Records for the exercise:
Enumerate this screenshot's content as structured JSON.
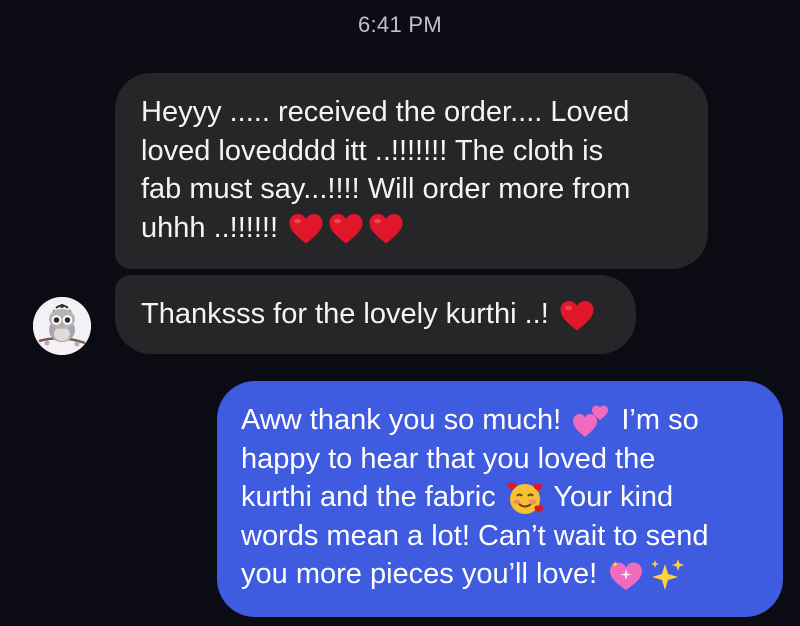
{
  "status": {
    "time": "6:41 PM"
  },
  "thread": {
    "incoming": [
      {
        "lines": [
          "Heyyy ..... received the order.... Loved",
          "loved lovedddd itt ..!!!!!!! The cloth is",
          "fab must say...!!!! Will order more from",
          "uhhh ..!!!!!!"
        ],
        "emojis": [
          "red-heart",
          "red-heart",
          "red-heart"
        ]
      },
      {
        "lines": [
          "Thanksss for the lovely kurthi ..!"
        ],
        "emojis": [
          "red-heart"
        ]
      }
    ],
    "outgoing": {
      "segments": [
        "Aww thank you so much!",
        "I’m so",
        "happy to hear that you loved the",
        "kurthi and the fabric",
        "Your kind",
        "words mean a lot! Can’t wait to send",
        "you more pieces you’ll love!"
      ],
      "emojis": [
        "two-hearts",
        "smiling-face-with-hearts",
        "sparkling-heart",
        "sparkles"
      ]
    }
  },
  "colors": {
    "background": "#0b0b14",
    "incoming_bubble": "#262629",
    "outgoing_bubble": "#3f5bdf",
    "heart": "#e0162b",
    "text": "#f4f4f6",
    "timestamp": "#bfc1c9"
  }
}
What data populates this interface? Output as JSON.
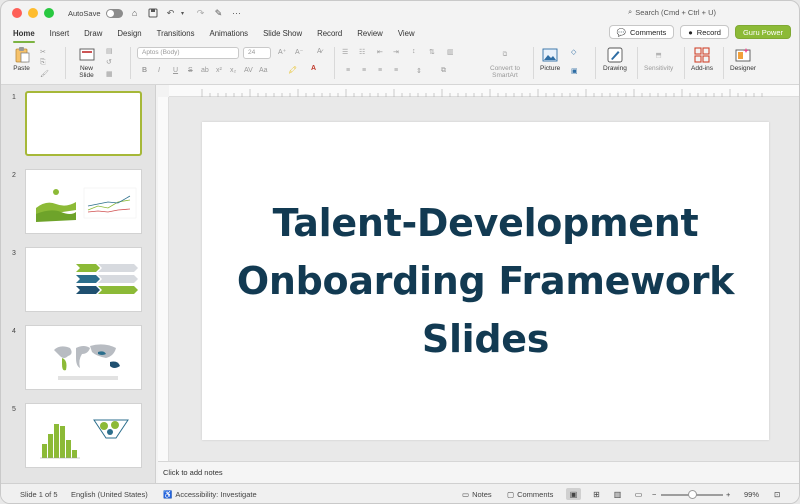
{
  "titlebar": {
    "autosave_label": "AutoSave",
    "search_placeholder": "Search (Cmd + Ctrl + U)"
  },
  "tabs": [
    {
      "label": "Home",
      "active": true
    },
    {
      "label": "Insert"
    },
    {
      "label": "Draw"
    },
    {
      "label": "Design"
    },
    {
      "label": "Transitions"
    },
    {
      "label": "Animations"
    },
    {
      "label": "Slide Show"
    },
    {
      "label": "Record"
    },
    {
      "label": "Review"
    },
    {
      "label": "View"
    }
  ],
  "tab_right": {
    "comments_label": "Comments",
    "record_label": "Record",
    "guru_label": "Guru Power"
  },
  "ribbon": {
    "paste_label": "Paste",
    "new_slide_label": "New\nSlide",
    "font_name": "Aptos (Body)",
    "font_size": "24",
    "convert_label": "Convert to\nSmartArt",
    "picture_label": "Picture",
    "drawing_label": "Drawing",
    "sensitivity_label": "Sensitivity",
    "addins_label": "Add-ins",
    "designer_label": "Designer",
    "format_buttons": [
      "B",
      "I",
      "U",
      "S",
      "ab",
      "x²",
      "x₂",
      "AV",
      "Aa"
    ]
  },
  "thumbnails": [
    {
      "number": "1",
      "selected": true
    },
    {
      "number": "2"
    },
    {
      "number": "3"
    },
    {
      "number": "4"
    },
    {
      "number": "5"
    }
  ],
  "slide": {
    "title_line1": "Talent-Development",
    "title_line2": "Onboarding Framework",
    "title_line3": "Slides",
    "title_color": "#123a52"
  },
  "notes_placeholder": "Click to add notes",
  "status": {
    "slide_indicator": "Slide 1 of 5",
    "language": "English (United States)",
    "accessibility": "Accessibility: Investigate",
    "notes_label": "Notes",
    "comments_label": "Comments",
    "zoom_level": "99%"
  },
  "colors": {
    "accent_green": "#8cba37",
    "dark_blue": "#123a52",
    "teal": "#2b6e8c"
  }
}
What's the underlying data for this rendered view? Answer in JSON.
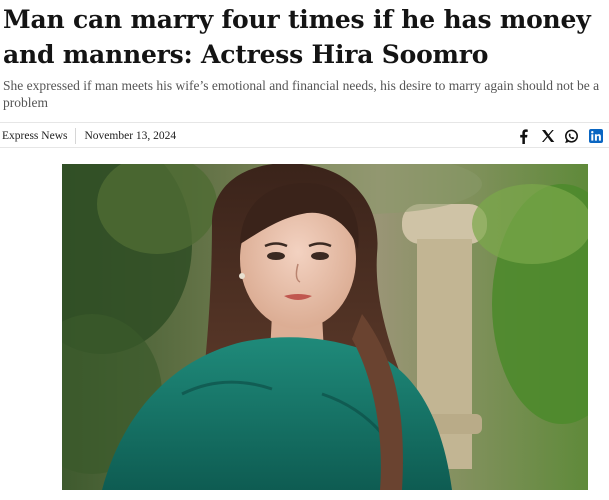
{
  "article": {
    "headline": "Man can marry four times if he has money and manners: Actress Hira Soomro",
    "subheadline": "She expressed if man meets his wife’s emotional and financial needs, his desire to marry again should not be a problem",
    "source": "Express News",
    "date": "November 13, 2024"
  },
  "share": {
    "icons": [
      "facebook-icon",
      "x-icon",
      "whatsapp-icon",
      "linkedin-icon"
    ]
  },
  "colors": {
    "linkedin": "#0a66c2",
    "text": "#141414",
    "muted": "#555555"
  }
}
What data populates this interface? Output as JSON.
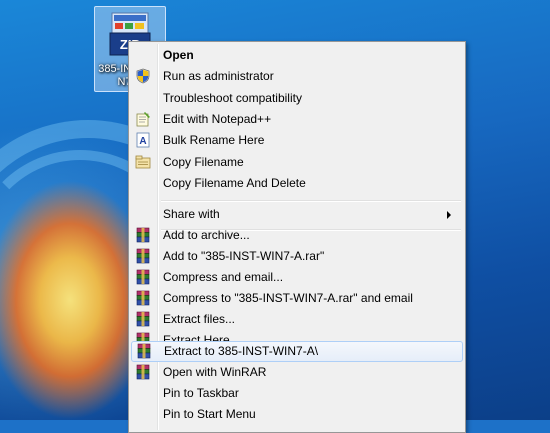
{
  "desktop": {
    "icon": {
      "label": "385-INST-WIN7-A",
      "image_text": "ZIP"
    }
  },
  "context_menu": {
    "items": [
      {
        "label": "Open",
        "icon": "none",
        "bold": true
      },
      {
        "label": "Run as administrator",
        "icon": "uac-shield-icon"
      },
      {
        "label": "Troubleshoot compatibility",
        "icon": "none"
      },
      {
        "label": "Edit with Notepad++",
        "icon": "notepad-plus-icon"
      },
      {
        "label": "Bulk Rename Here",
        "icon": "bulk-rename-icon"
      },
      {
        "label": "Copy Filename",
        "icon": "copy-filename-icon"
      },
      {
        "label": "Copy Filename And Delete",
        "icon": "none"
      },
      {
        "label": "Share with",
        "icon": "none",
        "submenu": true
      },
      {
        "label": "Add to archive...",
        "icon": "winrar-icon"
      },
      {
        "label": "Add to \"385-INST-WIN7-A.rar\"",
        "icon": "winrar-icon"
      },
      {
        "label": "Compress and email...",
        "icon": "winrar-icon"
      },
      {
        "label": "Compress to \"385-INST-WIN7-A.rar\" and email",
        "icon": "winrar-icon"
      },
      {
        "label": "Extract files...",
        "icon": "winrar-icon"
      },
      {
        "label": "Extract Here",
        "icon": "winrar-icon"
      },
      {
        "label": "Extract to 385-INST-WIN7-A\\",
        "icon": "winrar-icon",
        "highlighted": true
      },
      {
        "label": "Open with WinRAR",
        "icon": "winrar-icon"
      },
      {
        "label": "Pin to Taskbar",
        "icon": "none"
      },
      {
        "label": "Pin to Start Menu",
        "icon": "none"
      }
    ]
  },
  "colors": {
    "menu_background": "#f0f0f0",
    "highlight_border": "#aecff7",
    "desktop_blue": "#1768c0"
  }
}
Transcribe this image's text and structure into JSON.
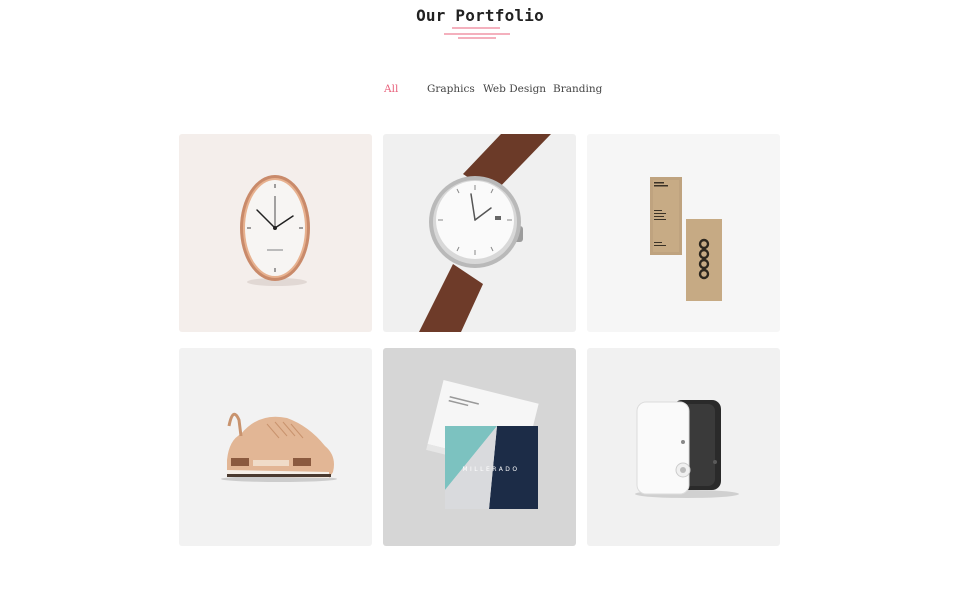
{
  "header": {
    "title": "Our Portfolio",
    "accent_color": "#e8607b"
  },
  "filters": [
    {
      "label": "All",
      "active": true
    },
    {
      "label": "Graphics",
      "active": false
    },
    {
      "label": "Web Design",
      "active": false
    },
    {
      "label": "Branding",
      "active": false
    }
  ],
  "portfolio_items": [
    {
      "subject": "copper-wall-clock",
      "background": "#f4eeeb"
    },
    {
      "subject": "wristwatch-brown-strap",
      "background": "#f0f0f0"
    },
    {
      "subject": "kraft-business-cards",
      "background": "#f6f6f6"
    },
    {
      "subject": "leather-sneaker",
      "background": "#f2f2f2"
    },
    {
      "subject": "geometric-business-cards",
      "background": "#d6d6d6",
      "card_text": "MILLERADO"
    },
    {
      "subject": "black-white-device",
      "background": "#f1f1f1"
    }
  ]
}
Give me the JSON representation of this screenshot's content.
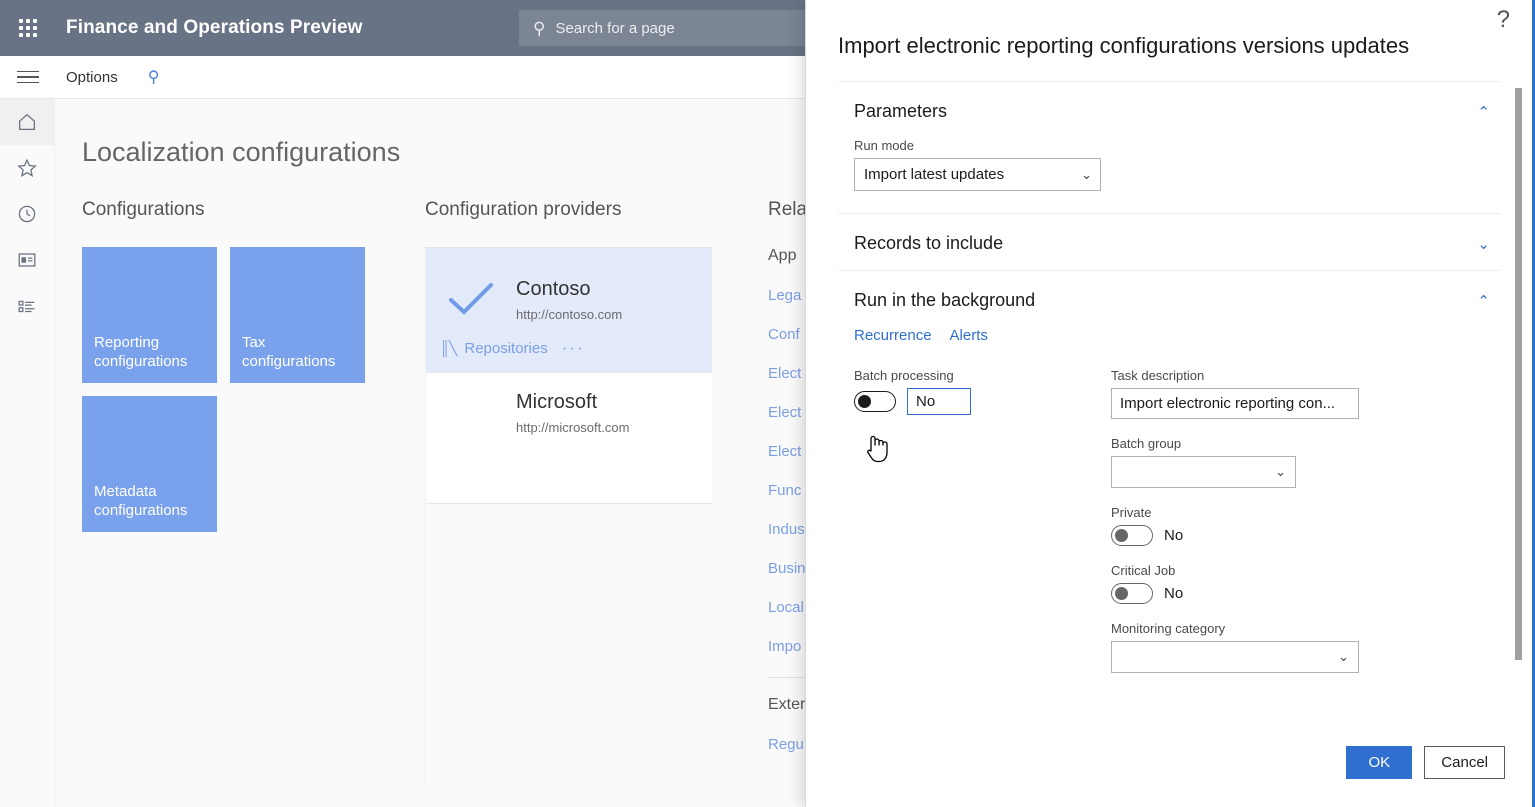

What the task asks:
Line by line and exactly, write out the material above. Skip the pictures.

Solution to the exercise:
Enumerate this screenshot's content as structured JSON.
{
  "status": {
    "time": "6:41 PM"
  },
  "thread": {
    "incoming": [
      {
        "lines": [
          "Heyyy ..... received the order.... Loved",
          "loved lovedddd itt ..!!!!!!! The cloth is",
          "fab must say...!!!! Will order more from",
          "uhhh ..!!!!!!"
        ],
        "emojis": [
          "red-heart",
          "red-heart",
          "red-heart"
        ]
      },
      {
        "lines": [
          "Thanksss for the lovely kurthi ..!"
        ],
        "emojis": [
          "red-heart"
        ]
      }
    ],
    "outgoing": {
      "segments": [
        "Aww thank you so much!",
        "I’m so",
        "happy to hear that you loved the",
        "kurthi and the fabric",
        "Your kind",
        "words mean a lot! Can’t wait to send",
        "you more pieces you’ll love!"
      ],
      "emojis": [
        "two-hearts",
        "smiling-face-with-hearts",
        "sparkling-heart",
        "sparkles"
      ]
    }
  },
  "colors": {
    "background": "#0b0b14",
    "incoming_bubble": "#262629",
    "outgoing_bubble": "#3f5bdf",
    "heart": "#e0162b",
    "text": "#f4f4f6",
    "timestamp": "#bfc1c9"
  }
}
What data populates this interface? Output as JSON.
{
  "titlebar": {
    "autosave_label": "AutoSave",
    "search_placeholder": "Search (Cmd + Ctrl + U)"
  },
  "tabs": [
    {
      "label": "Home",
      "active": true
    },
    {
      "label": "Insert"
    },
    {
      "label": "Draw"
    },
    {
      "label": "Design"
    },
    {
      "label": "Transitions"
    },
    {
      "label": "Animations"
    },
    {
      "label": "Slide Show"
    },
    {
      "label": "Record"
    },
    {
      "label": "Review"
    },
    {
      "label": "View"
    }
  ],
  "tab_right": {
    "comments_label": "Comments",
    "record_label": "Record",
    "guru_label": "Guru Power"
  },
  "ribbon": {
    "paste_label": "Paste",
    "new_slide_label": "New\nSlide",
    "font_name": "Aptos (Body)",
    "font_size": "24",
    "convert_label": "Convert to\nSmartArt",
    "picture_label": "Picture",
    "drawing_label": "Drawing",
    "sensitivity_label": "Sensitivity",
    "addins_label": "Add-ins",
    "designer_label": "Designer",
    "format_buttons": [
      "B",
      "I",
      "U",
      "S",
      "ab",
      "x²",
      "x₂",
      "AV",
      "Aa"
    ]
  },
  "thumbnails": [
    {
      "number": "1",
      "selected": true
    },
    {
      "number": "2"
    },
    {
      "number": "3"
    },
    {
      "number": "4"
    },
    {
      "number": "5"
    }
  ],
  "slide": {
    "title_line1": "Talent-Development",
    "title_line2": "Onboarding Framework",
    "title_line3": "Slides",
    "title_color": "#123a52"
  },
  "notes_placeholder": "Click to add notes",
  "status": {
    "slide_indicator": "Slide 1 of 5",
    "language": "English (United States)",
    "accessibility": "Accessibility: Investigate",
    "notes_label": "Notes",
    "comments_label": "Comments",
    "zoom_level": "99%"
  },
  "colors": {
    "accent_green": "#8cba37",
    "dark_blue": "#123a52",
    "teal": "#2b6e8c"
  }
}
What's the underlying data for this rendered view? Answer in JSON.
{
  "article": {
    "headline": "Man can marry four times if he has money and manners: Actress Hira Soomro",
    "subheadline": "She expressed if man meets his wife’s emotional and financial needs, his desire to marry again should not be a problem",
    "source": "Express News",
    "date": "November 13, 2024"
  },
  "share": {
    "icons": [
      "facebook-icon",
      "x-icon",
      "whatsapp-icon",
      "linkedin-icon"
    ]
  },
  "colors": {
    "linkedin": "#0a66c2",
    "text": "#141414",
    "muted": "#555555"
  }
}
What data populates this interface? Output as JSON.
{
  "desktop": {
    "icon": {
      "label": "385-INST-WIN7-A",
      "image_text": "ZIP"
    }
  },
  "context_menu": {
    "items": [
      {
        "label": "Open",
        "icon": "none",
        "bold": true
      },
      {
        "label": "Run as administrator",
        "icon": "uac-shield-icon"
      },
      {
        "label": "Troubleshoot compatibility",
        "icon": "none"
      },
      {
        "label": "Edit with Notepad++",
        "icon": "notepad-plus-icon"
      },
      {
        "label": "Bulk Rename Here",
        "icon": "bulk-rename-icon"
      },
      {
        "label": "Copy Filename",
        "icon": "copy-filename-icon"
      },
      {
        "label": "Copy Filename And Delete",
        "icon": "none"
      },
      {
        "label": "Share with",
        "icon": "none",
        "submenu": true
      },
      {
        "label": "Add to archive...",
        "icon": "winrar-icon"
      },
      {
        "label": "Add to \"385-INST-WIN7-A.rar\"",
        "icon": "winrar-icon"
      },
      {
        "label": "Compress and email...",
        "icon": "winrar-icon"
      },
      {
        "label": "Compress to \"385-INST-WIN7-A.rar\" and email",
        "icon": "winrar-icon"
      },
      {
        "label": "Extract files...",
        "icon": "winrar-icon"
      },
      {
        "label": "Extract Here",
        "icon": "winrar-icon"
      },
      {
        "label": "Extract to 385-INST-WIN7-A\\",
        "icon": "winrar-icon",
        "highlighted": true
      },
      {
        "label": "Open with WinRAR",
        "icon": "winrar-icon"
      },
      {
        "label": "Pin to Taskbar",
        "icon": "none"
      },
      {
        "label": "Pin to Start Menu",
        "icon": "none"
      }
    ]
  },
  "colors": {
    "menu_background": "#f0f0f0",
    "highlight_border": "#aecff7",
    "desktop_blue": "#1768c0"
  }
}
Transcribe this image's text and structure into JSON.
{
  "header": {
    "title": "Our Portfolio",
    "accent_color": "#e8607b"
  },
  "filters": [
    {
      "label": "All",
      "active": true
    },
    {
      "label": "Graphics",
      "active": false
    },
    {
      "label": "Web Design",
      "active": false
    },
    {
      "label": "Branding",
      "active": false
    }
  ],
  "portfolio_items": [
    {
      "subject": "copper-wall-clock",
      "background": "#f4eeeb"
    },
    {
      "subject": "wristwatch-brown-strap",
      "background": "#f0f0f0"
    },
    {
      "subject": "kraft-business-cards",
      "background": "#f6f6f6"
    },
    {
      "subject": "leather-sneaker",
      "background": "#f2f2f2"
    },
    {
      "subject": "geometric-business-cards",
      "background": "#d6d6d6",
      "card_text": "MILLERADO"
    },
    {
      "subject": "black-white-device",
      "background": "#f1f1f1"
    }
  ]
}
Give me the JSON representation of this screenshot's content.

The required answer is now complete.